Most likely, the two theatre commands- the Maritime Command and the Air Defence Command will be operational by August 15. Forming theatre commands is a progressive step in restructuring India’s defence forces. The Air Defence Command will be based in Allahabad and will control the assets of the IAF, Army and Navy. It will protect military assets from airborne enemies and will be commanded by a three-star officer of the IAF. The Maritime Command will be based in Karwar and will guard the security of the Indian Ocean Region. Apart from these two, India will be getting three or four more integrated theatre commands to secure Pakistan and China fronts. Two will be for China front while one will be for Pakistan including Jammu and Kashmir, Line of Control and International Border.
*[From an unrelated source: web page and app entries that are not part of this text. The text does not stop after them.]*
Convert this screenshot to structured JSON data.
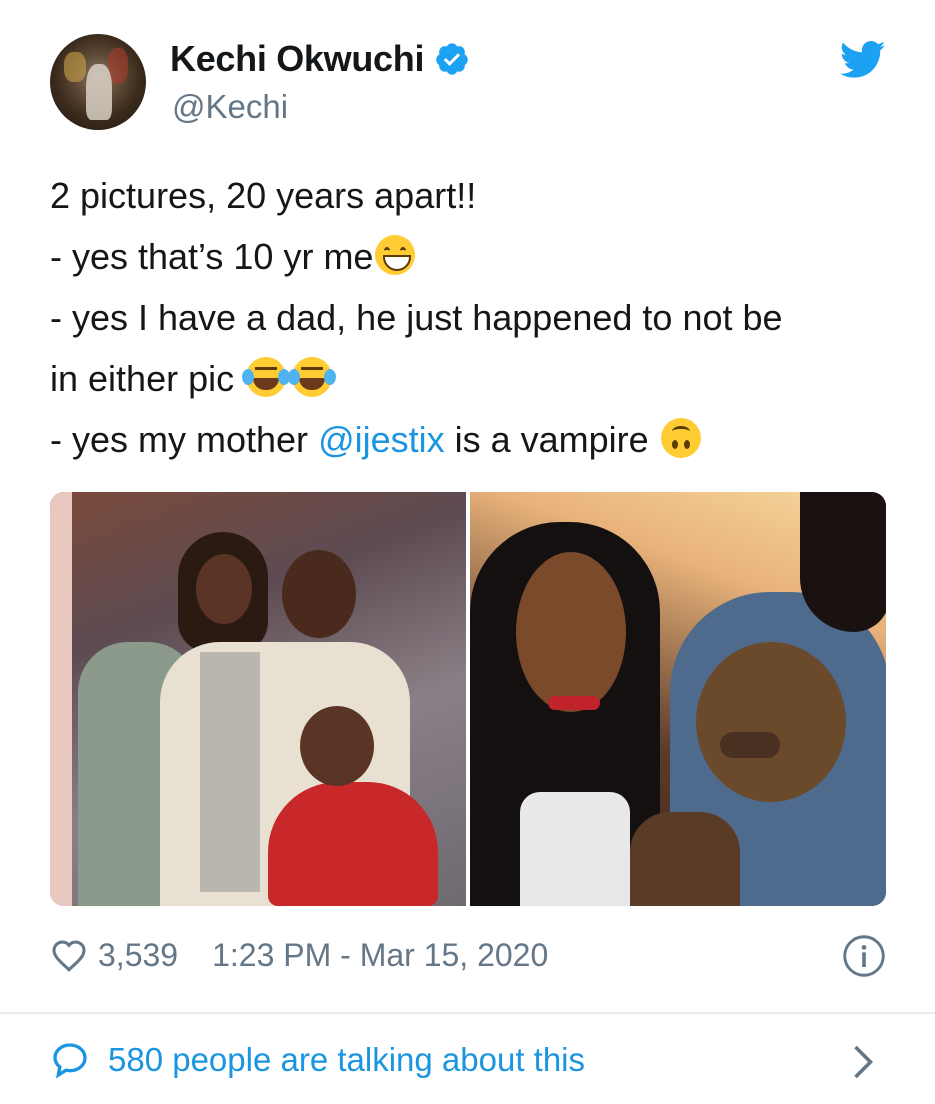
{
  "author": {
    "name": "Kechi Okwuchi",
    "handle": "@Kechi",
    "verified": true
  },
  "tweet": {
    "lines": [
      {
        "text": "2 pictures, 20 years apart!!"
      },
      {
        "text": "- yes that’s 10 yr me",
        "emoji": "grinning-squinting-face"
      },
      {
        "text": "- yes I have a dad, he just happened to not be"
      },
      {
        "text": "in either pic ",
        "emoji": "face-with-tears-of-joy x2"
      },
      {
        "before": "- yes my mother ",
        "mention": "@ijestix",
        "after": " is a vampire ",
        "emoji": "upside-down-face"
      }
    ]
  },
  "media": [
    {
      "name": "photo-past",
      "icon": "family-photo"
    },
    {
      "name": "photo-present",
      "icon": "selfie-photo"
    }
  ],
  "meta": {
    "likes": "3,539",
    "timestamp": "1:23 PM - Mar 15, 2020"
  },
  "footer": {
    "talking": "580 people are talking about this"
  },
  "colors": {
    "accent": "#1b95e0",
    "text": "#14171a",
    "muted": "#657786",
    "divider": "#e6ecf0",
    "twitter_blue": "#1da1f2"
  },
  "icons": [
    "verified-badge-icon",
    "twitter-bird-icon",
    "heart-icon",
    "info-icon",
    "speech-bubble-icon",
    "chevron-right-icon"
  ]
}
Theatre command is a compact unit that will control all military assets in a theatre of war and report to a single commander. CDS General Bipin Rawat is mandated to wrap up the project by the end of 2022. Including the US and China, 32 countries across the globe have structures similar to theatre commands. China’s Western Theatre Command is responsible for the border with India. India has 17 commands between the three armed forces with complex geographical overlaps. If a conflict breaks out with China, 7 commands will come into play.
French ships visit Kochi
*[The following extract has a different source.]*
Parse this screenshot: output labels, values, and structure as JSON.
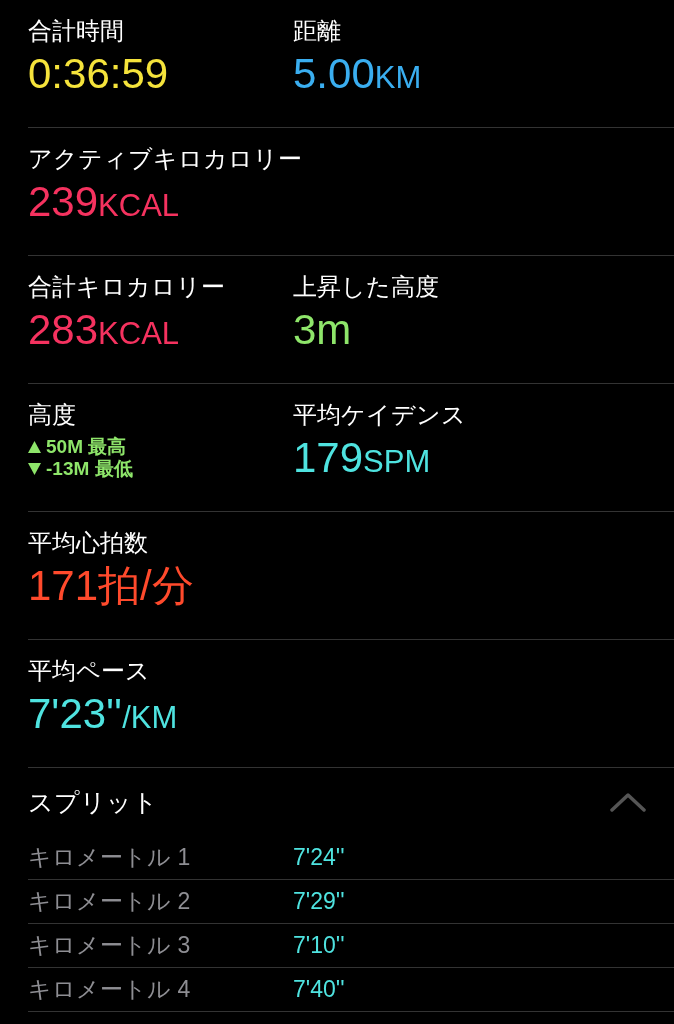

A goodwill visit was paid by two ships of the French Navy to Kochi. The dignitaries accompanying the ships included French Ambassador to India Emmanuel Lenain, Rear Admiral Jacques Fayard, French Joint Forces Commander in the Indian Ocean (ALINDIEN) and Lise Talbot Barre, Consul General of France in Puducherry. The two ships 21500 tonne Mistral-class FS Tonnerre and 3251 tonne La Fayette-class FS Surcouf ships reached Cochin Port Trust. The dignitaries then met Flag Officer Commanding-in-Chief, Southern Naval Command Vice Admiral AK Chawla. The visit highlighted the growing cooperation between the two navies. The ships will be sailing to the Bay of Bengal for the France-led ‘La Perouse’ joint exercise with Quad members India, Japan, Australia and the US from April 5-7.
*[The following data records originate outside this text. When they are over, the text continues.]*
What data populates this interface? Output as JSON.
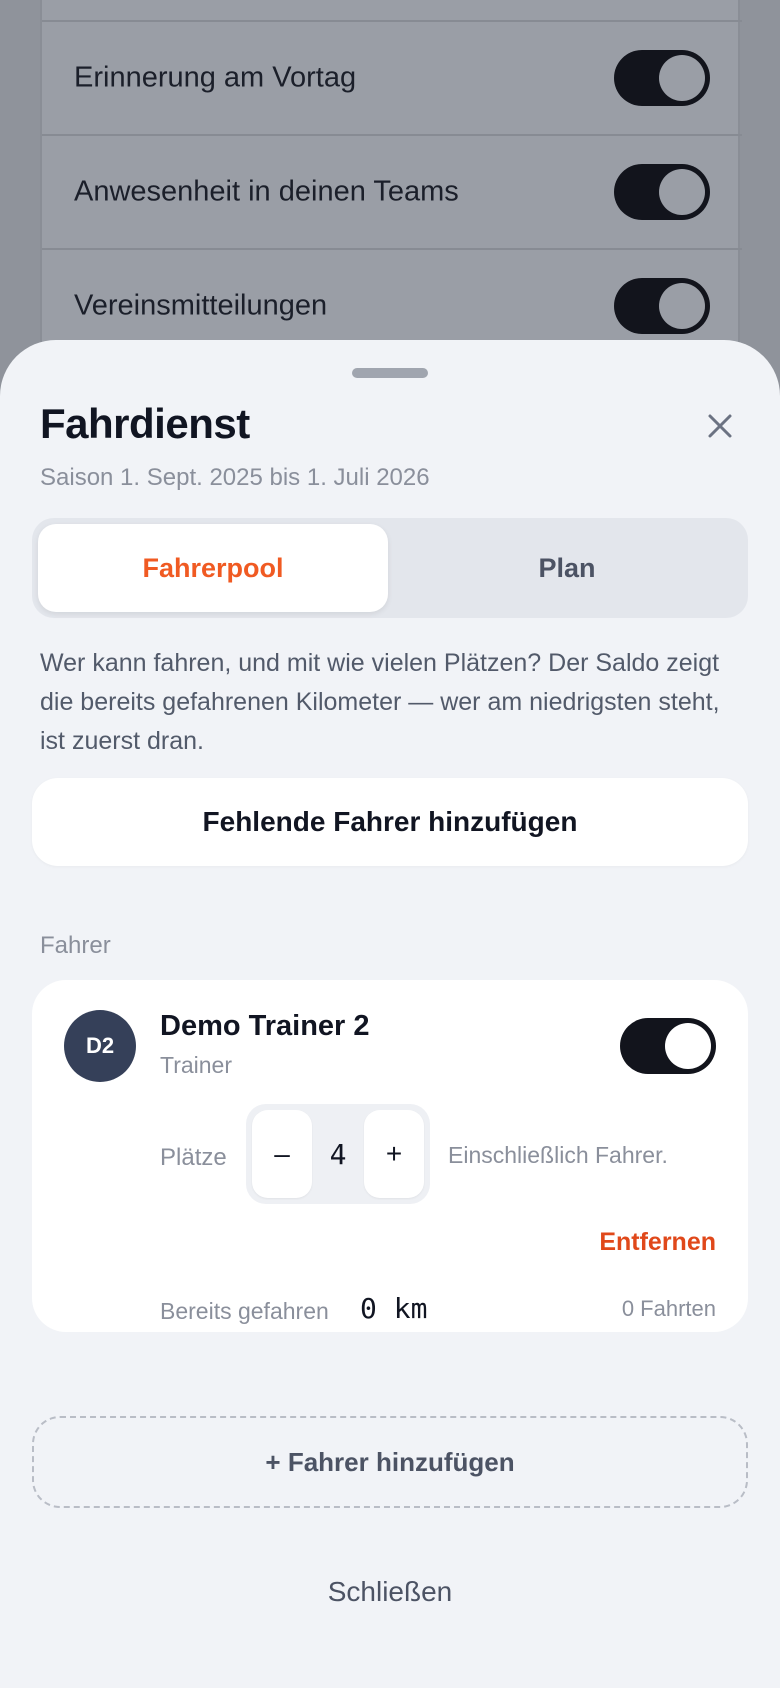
{
  "background": {
    "settings": [
      {
        "label": "Erinnerung am Vortag",
        "enabled": true
      },
      {
        "label": "Anwesenheit in deinen Teams",
        "enabled": true
      },
      {
        "label": "Vereinsmitteilungen",
        "enabled": true
      }
    ]
  },
  "sheet": {
    "title": "Fahrdienst",
    "subtitle": "Saison 1. Sept. 2025 bis 1. Juli 2026",
    "tabs": [
      {
        "label": "Fahrerpool",
        "active": true
      },
      {
        "label": "Plan",
        "active": false
      }
    ],
    "description": "Wer kann fahren, und mit wie vielen Plätzen? Der Saldo zeigt die bereits gefahrenen Kilometer — wer am niedrigsten steht, ist zuerst dran.",
    "add_missing_label": "Fehlende Fahrer hinzufügen",
    "section_label": "Fahrer",
    "drivers": [
      {
        "initials": "D2",
        "name": "Demo Trainer 2",
        "role": "Trainer",
        "enabled": true,
        "seats_label": "Plätze",
        "minus_label": "–",
        "seats": "4",
        "plus_label": "+",
        "seats_hint": "Einschließlich Fahrer.",
        "remove_label": "Entfernen",
        "driven_label": "Bereits gefahren",
        "driven_value": "0 km",
        "trips": "0 Fahrten"
      }
    ],
    "add_driver_label": "+ Fahrer hinzufügen",
    "close_label": "Schließen"
  },
  "colors": {
    "accent": "#f05a22",
    "danger": "#e0481a",
    "toggle_on": "#12141c",
    "avatar": "#354059"
  }
}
Army’s Military farms to be shut
The Indian Army’s Military farms will be disbanded on 31 March leading to closure of 39 such farms across the country. A flag ceremony will be held for the closure at Military Farms Records at Delhi Cantonment. The farms were raised in 1889 and the Ministry of Defence (MoD) ordered the closure of the farms in August 2017. The decision aims to cut costs and better utilize thousands of acres of defence land. The 39 military farms span over more than 20000 acres of prime defence land across the country in cities such as Ambala, Kolkata, Srinagar, Agra, Pathankot, Lucknow, Meerut, Allahabad and Guwahati. After closure of farms around 25000 heads of cattle will be given away to the Indian Council of Agricultural Research (ICAR) and different state governments for rearing. More than 21 crore litres of milk was supplied by these farms to the army, accounting for 14% of the total requirement. The rest of the requirement was procured locally. The cattle stock reared in these farms include thousands of high-yielding Frieswal cows, a cross between Dutch Holstein Friesian and Indian Sahiwal breeds. A report by defence ministry committee panel recommended in 2016 that there is a possibility of trimming the military workforce in several non-combat areas including military farms. The task of mapping out a strategy to sharpen India’s combat edge and suggest measures to reduce personnel was given to the 11-member panel headed by Lieutenant General DB Shekatkar (retd). Around 2000 civilians work in military farms and 14 combatants.